> _WORK TO BE COMPLETED_
A word-for-word reproduction of the data below is needed, with no pictures in it.

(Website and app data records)
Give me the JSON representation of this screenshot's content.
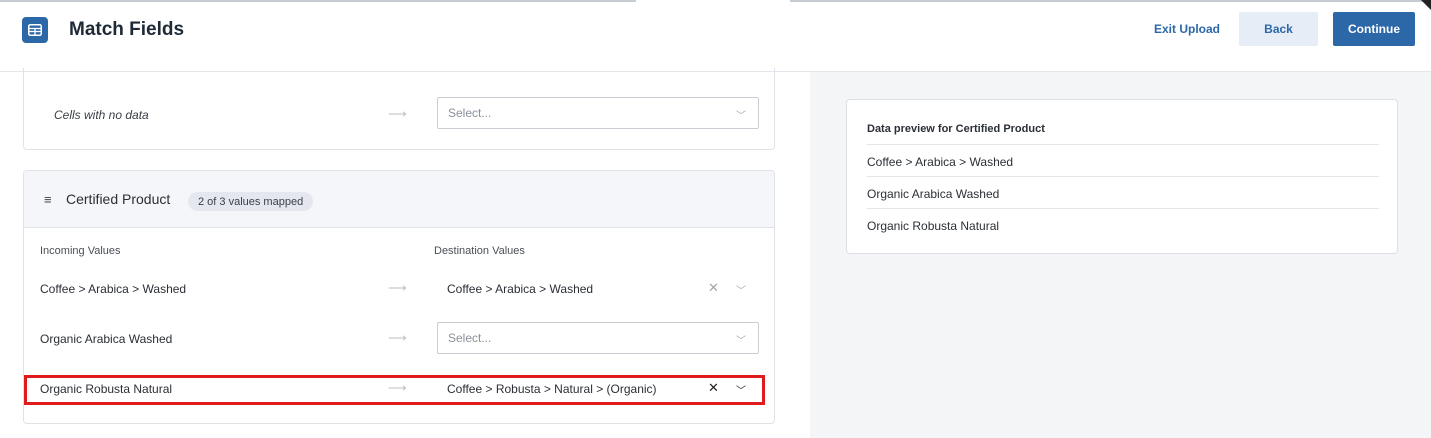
{
  "header": {
    "title": "Match Fields",
    "app_icon": "table-icon",
    "exit_label": "Exit Upload",
    "back_label": "Back",
    "continue_label": "Continue"
  },
  "empty_cells": {
    "label": "Cells with no data",
    "select_placeholder": "Select..."
  },
  "field_section": {
    "title": "Certified Product",
    "badge": "2 of 3 values mapped",
    "incoming_header": "Incoming Values",
    "destination_header": "Destination Values",
    "rows": [
      {
        "incoming": "Coffee > Arabica > Washed",
        "destination": "Coffee > Arabica > Washed",
        "mapped": true
      },
      {
        "incoming": "Organic Arabica Washed",
        "destination": "Select...",
        "mapped": false
      },
      {
        "incoming": "Organic Robusta Natural",
        "destination": "Coffee > Robusta > Natural > (Organic)",
        "mapped": true
      }
    ]
  },
  "preview": {
    "title": "Data preview for Certified Product",
    "items": [
      "Coffee > Arabica > Washed",
      "Organic Arabica Washed",
      "Organic Robusta Natural"
    ]
  },
  "colors": {
    "accent": "#2c67a8",
    "highlight": "#e01b1b",
    "right_panel_bg": "#f4f5f7"
  }
}
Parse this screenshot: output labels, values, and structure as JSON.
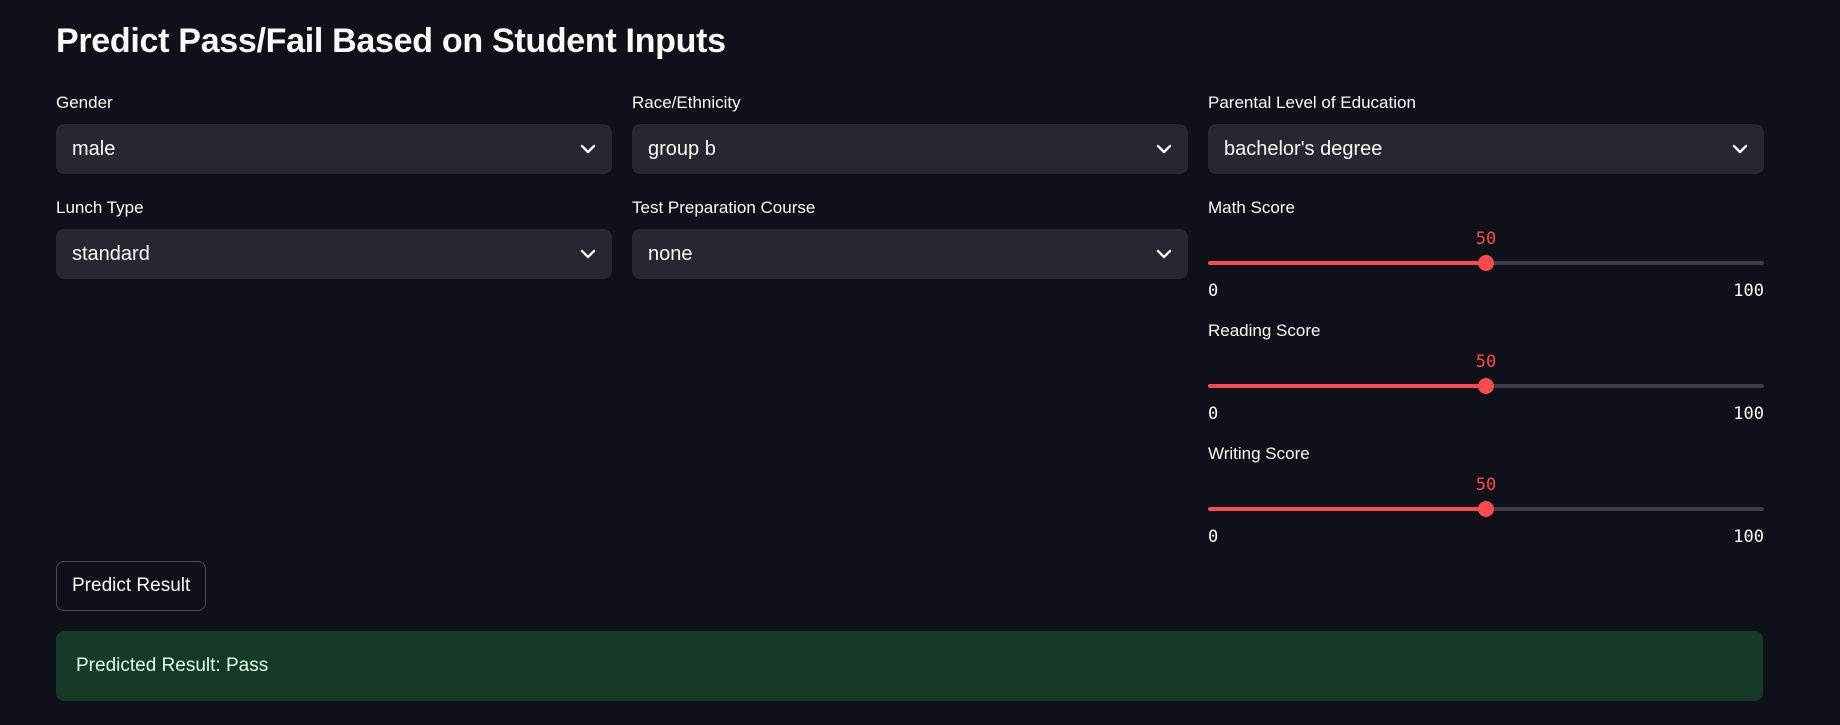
{
  "title": "Predict Pass/Fail Based on Student Inputs",
  "fields": {
    "gender": {
      "label": "Gender",
      "value": "male",
      "icon": "chevron-down-icon"
    },
    "race": {
      "label": "Race/Ethnicity",
      "value": "group b",
      "icon": "chevron-down-icon"
    },
    "parental_education": {
      "label": "Parental Level of Education",
      "value": "bachelor's degree",
      "icon": "chevron-down-icon"
    },
    "lunch": {
      "label": "Lunch Type",
      "value": "standard",
      "icon": "chevron-down-icon"
    },
    "test_prep": {
      "label": "Test Preparation Course",
      "value": "none",
      "icon": "chevron-down-icon"
    }
  },
  "sliders": {
    "math": {
      "label": "Math Score",
      "value": 50,
      "min": 0,
      "max": 100
    },
    "reading": {
      "label": "Reading Score",
      "value": 50,
      "min": 0,
      "max": 100
    },
    "writing": {
      "label": "Writing Score",
      "value": 50,
      "min": 0,
      "max": 100
    }
  },
  "predict_button": {
    "label": "Predict Result"
  },
  "result": {
    "text": "Predicted Result: Pass"
  },
  "colors": {
    "background": "#0e1117",
    "input_background": "#262730",
    "accent": "#ff4b4b",
    "track": "#3a3c47",
    "success_background": "#173928",
    "success_text": "#dffde9"
  }
}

> _WRITTEN SOLUTION_
Give me the JSON representation of this screenshot's content.
{
  "header": {
    "title": "Match Fields",
    "app_icon": "table-icon",
    "exit_label": "Exit Upload",
    "back_label": "Back",
    "continue_label": "Continue"
  },
  "empty_cells": {
    "label": "Cells with no data",
    "select_placeholder": "Select..."
  },
  "field_section": {
    "title": "Certified Product",
    "badge": "2 of 3 values mapped",
    "incoming_header": "Incoming Values",
    "destination_header": "Destination Values",
    "rows": [
      {
        "incoming": "Coffee > Arabica > Washed",
        "destination": "Coffee > Arabica > Washed",
        "mapped": true
      },
      {
        "incoming": "Organic Arabica Washed",
        "destination": "Select...",
        "mapped": false
      },
      {
        "incoming": "Organic Robusta Natural",
        "destination": "Coffee > Robusta > Natural > (Organic)",
        "mapped": true
      }
    ]
  },
  "preview": {
    "title": "Data preview for Certified Product",
    "items": [
      "Coffee > Arabica > Washed",
      "Organic Arabica Washed",
      "Organic Robusta Natural"
    ]
  },
  "colors": {
    "accent": "#2c67a8",
    "highlight": "#e01b1b",
    "right_panel_bg": "#f4f5f7"
  }
}
Parse this screenshot: output labels, values, and structure as JSON.
{
  "title": "Predict Pass/Fail Based on Student Inputs",
  "fields": {
    "gender": {
      "label": "Gender",
      "value": "male",
      "icon": "chevron-down-icon"
    },
    "race": {
      "label": "Race/Ethnicity",
      "value": "group b",
      "icon": "chevron-down-icon"
    },
    "parental_education": {
      "label": "Parental Level of Education",
      "value": "bachelor's degree",
      "icon": "chevron-down-icon"
    },
    "lunch": {
      "label": "Lunch Type",
      "value": "standard",
      "icon": "chevron-down-icon"
    },
    "test_prep": {
      "label": "Test Preparation Course",
      "value": "none",
      "icon": "chevron-down-icon"
    }
  },
  "sliders": {
    "math": {
      "label": "Math Score",
      "value": 50,
      "min": 0,
      "max": 100
    },
    "reading": {
      "label": "Reading Score",
      "value": 50,
      "min": 0,
      "max": 100
    },
    "writing": {
      "label": "Writing Score",
      "value": 50,
      "min": 0,
      "max": 100
    }
  },
  "predict_button": {
    "label": "Predict Result"
  },
  "result": {
    "text": "Predicted Result: Pass"
  },
  "colors": {
    "background": "#0e1117",
    "input_background": "#262730",
    "accent": "#ff4b4b",
    "track": "#3a3c47",
    "success_background": "#173928",
    "success_text": "#dffde9"
  }
}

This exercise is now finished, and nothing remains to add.